The drone program is part of an Australian Centre for Rural Entrepreneurship (ACRE) initiative that runs throughout north-east Victoria, but the specific enterprise chosen at Myrrhee is unique.

The concept was pitched and voted on by students, giving them a strong sense of ownership.

“The kids advertise for drone photography services in our local area, so they’ll go to farms or wineries or other businesses to take photos and then they sell those photos to their customers to do what they want to do with them,” Graham explains.

“So they might use them for advertising, they might use them for displays in their house or whatever...”

Graham says that there has been a recent surge of community interest.

“It’s sort of taken off over the last six months. There’s a teacher here, Jacqui Younger, and she takes the kids on site and talks with the clients and ... helps them with their communication and everything as well, so ... I think they’ve done maybe 10 [sessions] this term.”

There are less than 30 students at Myrrhee, split between two classes.

The drone program is the brainchild of the senior class, which includes students from Grades 3 to 6.

“We originally had a movie night. They put on movies for the local people in the area, because there’s no cinema out here, it’s about 50 kilometres to the local cinema,” Graham says.

The following year, the students decided they wanted to try something different.

After they all wrote and delivered their competing pitches, the drone program was born.
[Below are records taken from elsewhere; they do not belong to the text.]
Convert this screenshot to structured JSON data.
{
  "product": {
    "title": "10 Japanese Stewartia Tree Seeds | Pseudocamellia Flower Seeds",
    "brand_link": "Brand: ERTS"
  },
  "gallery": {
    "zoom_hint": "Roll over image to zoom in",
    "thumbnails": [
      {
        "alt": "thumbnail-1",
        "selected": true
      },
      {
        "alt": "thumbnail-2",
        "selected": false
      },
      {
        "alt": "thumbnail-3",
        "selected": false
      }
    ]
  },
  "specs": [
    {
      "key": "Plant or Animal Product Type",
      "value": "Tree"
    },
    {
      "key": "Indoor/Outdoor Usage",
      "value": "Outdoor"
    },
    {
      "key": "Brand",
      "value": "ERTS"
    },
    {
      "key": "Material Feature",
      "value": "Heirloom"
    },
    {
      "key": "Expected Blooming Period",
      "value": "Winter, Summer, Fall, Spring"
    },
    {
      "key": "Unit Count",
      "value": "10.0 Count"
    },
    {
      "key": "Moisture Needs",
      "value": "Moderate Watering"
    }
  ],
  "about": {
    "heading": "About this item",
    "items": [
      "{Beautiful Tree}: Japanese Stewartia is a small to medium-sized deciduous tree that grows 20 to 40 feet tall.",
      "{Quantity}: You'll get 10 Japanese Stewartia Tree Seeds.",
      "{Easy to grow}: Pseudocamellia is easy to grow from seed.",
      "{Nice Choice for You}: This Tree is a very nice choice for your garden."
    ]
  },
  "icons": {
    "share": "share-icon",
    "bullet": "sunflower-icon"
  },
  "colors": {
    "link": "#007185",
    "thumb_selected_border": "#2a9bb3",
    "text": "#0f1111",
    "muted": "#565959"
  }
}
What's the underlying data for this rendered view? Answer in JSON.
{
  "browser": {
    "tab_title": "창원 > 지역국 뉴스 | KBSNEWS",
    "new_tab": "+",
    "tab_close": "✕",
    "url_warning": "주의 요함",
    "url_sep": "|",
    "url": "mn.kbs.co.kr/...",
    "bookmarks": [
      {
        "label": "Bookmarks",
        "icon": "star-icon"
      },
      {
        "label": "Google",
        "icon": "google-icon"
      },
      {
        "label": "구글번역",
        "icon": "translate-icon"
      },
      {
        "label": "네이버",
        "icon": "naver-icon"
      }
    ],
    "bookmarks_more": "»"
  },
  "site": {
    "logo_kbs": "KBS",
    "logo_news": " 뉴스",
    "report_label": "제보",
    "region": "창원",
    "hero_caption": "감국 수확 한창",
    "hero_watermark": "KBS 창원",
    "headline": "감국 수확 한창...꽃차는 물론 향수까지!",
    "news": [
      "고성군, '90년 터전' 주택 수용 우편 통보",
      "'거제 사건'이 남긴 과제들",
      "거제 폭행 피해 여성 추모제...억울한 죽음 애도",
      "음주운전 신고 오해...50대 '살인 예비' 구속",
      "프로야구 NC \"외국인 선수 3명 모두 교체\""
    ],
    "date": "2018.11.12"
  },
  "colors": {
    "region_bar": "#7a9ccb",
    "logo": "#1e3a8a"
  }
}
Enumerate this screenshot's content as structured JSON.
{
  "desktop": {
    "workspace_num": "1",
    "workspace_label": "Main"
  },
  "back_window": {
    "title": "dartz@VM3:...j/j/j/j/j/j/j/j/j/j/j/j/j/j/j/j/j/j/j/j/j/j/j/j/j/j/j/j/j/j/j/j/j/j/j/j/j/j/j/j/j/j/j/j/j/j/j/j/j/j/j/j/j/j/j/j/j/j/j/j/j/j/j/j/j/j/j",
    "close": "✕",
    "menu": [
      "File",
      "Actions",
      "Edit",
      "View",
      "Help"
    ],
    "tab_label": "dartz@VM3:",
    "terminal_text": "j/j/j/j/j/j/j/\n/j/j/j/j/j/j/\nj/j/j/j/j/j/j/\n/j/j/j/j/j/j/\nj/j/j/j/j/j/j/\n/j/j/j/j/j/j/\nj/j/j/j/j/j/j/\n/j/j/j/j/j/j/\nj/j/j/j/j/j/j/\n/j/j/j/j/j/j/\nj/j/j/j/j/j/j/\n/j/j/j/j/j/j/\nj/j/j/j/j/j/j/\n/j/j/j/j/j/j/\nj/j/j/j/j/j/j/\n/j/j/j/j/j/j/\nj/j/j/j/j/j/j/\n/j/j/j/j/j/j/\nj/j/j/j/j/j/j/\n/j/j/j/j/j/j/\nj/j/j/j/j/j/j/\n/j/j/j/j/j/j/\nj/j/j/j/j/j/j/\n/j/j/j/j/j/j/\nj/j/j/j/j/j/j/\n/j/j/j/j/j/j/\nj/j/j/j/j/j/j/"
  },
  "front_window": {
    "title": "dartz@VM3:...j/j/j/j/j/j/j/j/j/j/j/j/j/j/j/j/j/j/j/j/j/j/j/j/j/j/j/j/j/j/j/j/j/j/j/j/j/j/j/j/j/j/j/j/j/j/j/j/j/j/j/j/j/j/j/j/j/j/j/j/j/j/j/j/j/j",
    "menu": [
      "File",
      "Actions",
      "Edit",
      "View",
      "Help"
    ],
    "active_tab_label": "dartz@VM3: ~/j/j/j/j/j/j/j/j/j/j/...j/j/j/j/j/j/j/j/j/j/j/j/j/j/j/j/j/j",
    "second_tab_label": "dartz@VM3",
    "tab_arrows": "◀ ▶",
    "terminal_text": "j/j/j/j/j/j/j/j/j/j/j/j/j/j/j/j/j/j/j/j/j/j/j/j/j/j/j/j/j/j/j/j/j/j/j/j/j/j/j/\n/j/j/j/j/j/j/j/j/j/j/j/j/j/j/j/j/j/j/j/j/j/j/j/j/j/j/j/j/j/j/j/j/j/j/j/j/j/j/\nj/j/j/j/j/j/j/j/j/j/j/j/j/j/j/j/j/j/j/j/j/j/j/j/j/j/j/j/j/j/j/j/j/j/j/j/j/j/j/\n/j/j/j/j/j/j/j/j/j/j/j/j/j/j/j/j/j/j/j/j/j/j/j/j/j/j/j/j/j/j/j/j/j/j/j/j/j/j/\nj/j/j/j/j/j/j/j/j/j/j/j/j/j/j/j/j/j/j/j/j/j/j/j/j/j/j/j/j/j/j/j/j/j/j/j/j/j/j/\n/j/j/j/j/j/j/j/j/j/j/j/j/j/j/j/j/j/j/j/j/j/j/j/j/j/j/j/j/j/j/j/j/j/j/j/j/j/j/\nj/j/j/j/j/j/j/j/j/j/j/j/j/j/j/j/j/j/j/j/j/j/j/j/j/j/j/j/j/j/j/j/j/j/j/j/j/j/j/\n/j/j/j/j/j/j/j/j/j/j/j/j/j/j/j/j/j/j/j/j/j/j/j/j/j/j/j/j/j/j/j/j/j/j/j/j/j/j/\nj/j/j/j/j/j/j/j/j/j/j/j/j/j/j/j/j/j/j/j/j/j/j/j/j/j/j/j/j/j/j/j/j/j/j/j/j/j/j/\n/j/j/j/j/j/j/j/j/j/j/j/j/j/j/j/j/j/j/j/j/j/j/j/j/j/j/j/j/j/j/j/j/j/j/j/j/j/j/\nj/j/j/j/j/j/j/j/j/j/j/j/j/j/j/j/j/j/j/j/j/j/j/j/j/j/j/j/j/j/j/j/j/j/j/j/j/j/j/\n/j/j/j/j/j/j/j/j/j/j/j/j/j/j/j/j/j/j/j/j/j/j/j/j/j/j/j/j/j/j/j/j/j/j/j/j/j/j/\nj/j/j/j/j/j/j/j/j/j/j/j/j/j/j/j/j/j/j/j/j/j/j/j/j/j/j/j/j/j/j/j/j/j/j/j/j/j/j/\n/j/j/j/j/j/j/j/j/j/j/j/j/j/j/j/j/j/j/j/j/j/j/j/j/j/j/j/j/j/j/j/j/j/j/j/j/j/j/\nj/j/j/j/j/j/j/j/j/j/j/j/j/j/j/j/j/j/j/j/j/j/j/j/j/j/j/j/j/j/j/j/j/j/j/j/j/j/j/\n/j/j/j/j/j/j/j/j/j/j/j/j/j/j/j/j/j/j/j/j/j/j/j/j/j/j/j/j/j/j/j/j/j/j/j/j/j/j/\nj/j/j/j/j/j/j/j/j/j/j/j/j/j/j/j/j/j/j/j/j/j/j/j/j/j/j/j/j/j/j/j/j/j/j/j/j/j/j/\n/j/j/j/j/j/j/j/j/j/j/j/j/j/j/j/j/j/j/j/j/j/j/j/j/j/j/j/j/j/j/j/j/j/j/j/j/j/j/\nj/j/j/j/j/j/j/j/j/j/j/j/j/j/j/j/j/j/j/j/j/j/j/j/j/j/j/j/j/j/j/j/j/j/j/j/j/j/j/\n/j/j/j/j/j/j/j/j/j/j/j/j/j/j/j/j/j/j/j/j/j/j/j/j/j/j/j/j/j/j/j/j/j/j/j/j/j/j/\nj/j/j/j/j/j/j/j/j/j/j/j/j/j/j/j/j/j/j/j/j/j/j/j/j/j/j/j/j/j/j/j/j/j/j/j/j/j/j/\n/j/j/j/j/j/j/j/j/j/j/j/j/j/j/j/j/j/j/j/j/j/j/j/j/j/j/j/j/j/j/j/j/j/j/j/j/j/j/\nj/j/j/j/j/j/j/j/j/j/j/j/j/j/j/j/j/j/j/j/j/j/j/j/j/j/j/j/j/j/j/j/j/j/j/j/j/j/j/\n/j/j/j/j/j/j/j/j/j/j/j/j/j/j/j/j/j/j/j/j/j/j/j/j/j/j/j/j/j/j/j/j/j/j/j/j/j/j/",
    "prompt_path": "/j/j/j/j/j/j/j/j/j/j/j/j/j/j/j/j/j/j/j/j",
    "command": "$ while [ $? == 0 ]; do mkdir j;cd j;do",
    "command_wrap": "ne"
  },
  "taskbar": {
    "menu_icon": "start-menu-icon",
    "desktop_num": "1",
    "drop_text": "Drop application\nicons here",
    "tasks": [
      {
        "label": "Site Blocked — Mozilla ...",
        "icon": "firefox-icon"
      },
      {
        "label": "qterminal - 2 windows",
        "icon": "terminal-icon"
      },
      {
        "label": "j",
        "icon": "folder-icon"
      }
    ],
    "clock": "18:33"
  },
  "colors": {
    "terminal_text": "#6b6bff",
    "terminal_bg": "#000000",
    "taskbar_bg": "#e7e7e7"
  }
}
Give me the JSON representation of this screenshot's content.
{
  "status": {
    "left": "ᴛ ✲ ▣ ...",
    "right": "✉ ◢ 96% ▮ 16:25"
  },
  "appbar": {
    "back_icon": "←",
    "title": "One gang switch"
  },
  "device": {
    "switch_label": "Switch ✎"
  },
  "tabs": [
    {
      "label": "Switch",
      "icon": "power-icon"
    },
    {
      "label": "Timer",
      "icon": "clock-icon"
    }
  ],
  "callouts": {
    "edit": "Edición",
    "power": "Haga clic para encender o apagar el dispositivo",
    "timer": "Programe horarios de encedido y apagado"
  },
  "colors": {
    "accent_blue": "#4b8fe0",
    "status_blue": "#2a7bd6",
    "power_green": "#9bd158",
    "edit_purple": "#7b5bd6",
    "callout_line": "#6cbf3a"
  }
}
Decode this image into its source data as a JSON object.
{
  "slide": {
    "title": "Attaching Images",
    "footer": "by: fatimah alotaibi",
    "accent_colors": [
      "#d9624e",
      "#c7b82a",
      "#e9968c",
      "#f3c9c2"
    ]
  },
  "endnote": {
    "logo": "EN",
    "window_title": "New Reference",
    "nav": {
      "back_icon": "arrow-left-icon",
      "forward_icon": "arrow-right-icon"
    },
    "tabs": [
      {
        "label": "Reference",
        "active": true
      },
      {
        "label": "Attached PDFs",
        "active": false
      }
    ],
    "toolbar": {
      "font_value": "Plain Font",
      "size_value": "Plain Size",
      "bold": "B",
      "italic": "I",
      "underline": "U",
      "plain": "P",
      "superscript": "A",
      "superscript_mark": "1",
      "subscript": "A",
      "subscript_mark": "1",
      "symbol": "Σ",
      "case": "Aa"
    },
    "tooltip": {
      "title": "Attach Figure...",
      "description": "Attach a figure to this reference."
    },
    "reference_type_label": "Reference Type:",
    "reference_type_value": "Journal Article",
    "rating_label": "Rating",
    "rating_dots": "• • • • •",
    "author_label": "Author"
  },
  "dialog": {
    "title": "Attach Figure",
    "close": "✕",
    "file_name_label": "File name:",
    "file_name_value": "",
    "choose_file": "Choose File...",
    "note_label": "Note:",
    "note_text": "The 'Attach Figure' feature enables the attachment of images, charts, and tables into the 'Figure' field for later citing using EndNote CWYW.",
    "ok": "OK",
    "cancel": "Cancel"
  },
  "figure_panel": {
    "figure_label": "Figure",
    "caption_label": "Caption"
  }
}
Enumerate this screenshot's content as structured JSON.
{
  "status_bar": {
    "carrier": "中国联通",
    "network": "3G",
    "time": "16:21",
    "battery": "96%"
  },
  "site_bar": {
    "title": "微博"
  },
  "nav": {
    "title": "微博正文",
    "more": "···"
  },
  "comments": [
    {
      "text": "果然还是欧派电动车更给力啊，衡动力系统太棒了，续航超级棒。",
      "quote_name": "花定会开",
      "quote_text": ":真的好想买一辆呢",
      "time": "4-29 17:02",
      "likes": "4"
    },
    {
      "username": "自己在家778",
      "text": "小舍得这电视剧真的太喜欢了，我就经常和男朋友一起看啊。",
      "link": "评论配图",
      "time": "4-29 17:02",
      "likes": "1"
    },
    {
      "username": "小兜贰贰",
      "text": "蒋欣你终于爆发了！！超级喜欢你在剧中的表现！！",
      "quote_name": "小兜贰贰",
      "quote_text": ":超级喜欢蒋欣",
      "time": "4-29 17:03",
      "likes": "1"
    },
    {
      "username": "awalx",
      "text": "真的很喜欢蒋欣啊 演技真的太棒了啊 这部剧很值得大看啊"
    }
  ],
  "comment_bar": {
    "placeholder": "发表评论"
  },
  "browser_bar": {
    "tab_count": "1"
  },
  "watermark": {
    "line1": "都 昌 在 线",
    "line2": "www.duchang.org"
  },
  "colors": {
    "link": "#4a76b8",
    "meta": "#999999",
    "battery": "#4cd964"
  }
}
“So it’s all run by the kids, with our guidance. And they voted for that, but they also voted for the CEOs of their enterprise as well, so the kids have democratic sort of process in everything they do,” Graham says.

Isabella, now in Year 7, was one of the class’ CEOs.

“Once you get the hang of [piloting the drone] it’s not that hard, but when you look at it you think it’s going to be much more difficult than it actually is,” she says.

“After you do your drone test and you know how to use everything well, it’s not that hard to do, and you get the hang of it pretty easy.”

The program gave Isabella valuable entrepreneurial experience.

“[My favourite part] would probably be getting an insight into how to run a business, I think it’s really cool how you have to work out how to do everything to keep it running,” she says.

For Grade 5 student Oscar, the program’s social component stood out.

“Probably getting to meet people in the local area, as well as giving them a hand, as well as helping the local community program with Carevan,” he says.

Isabella isn’t sure if she wants to run her own business one day, but is an enthusiastic proponent of the program.

“Social enterprise has been really good for our school,” she says.

“We’ve all worked really hard together to get the business running and it’s been a great experience for everyone I think.”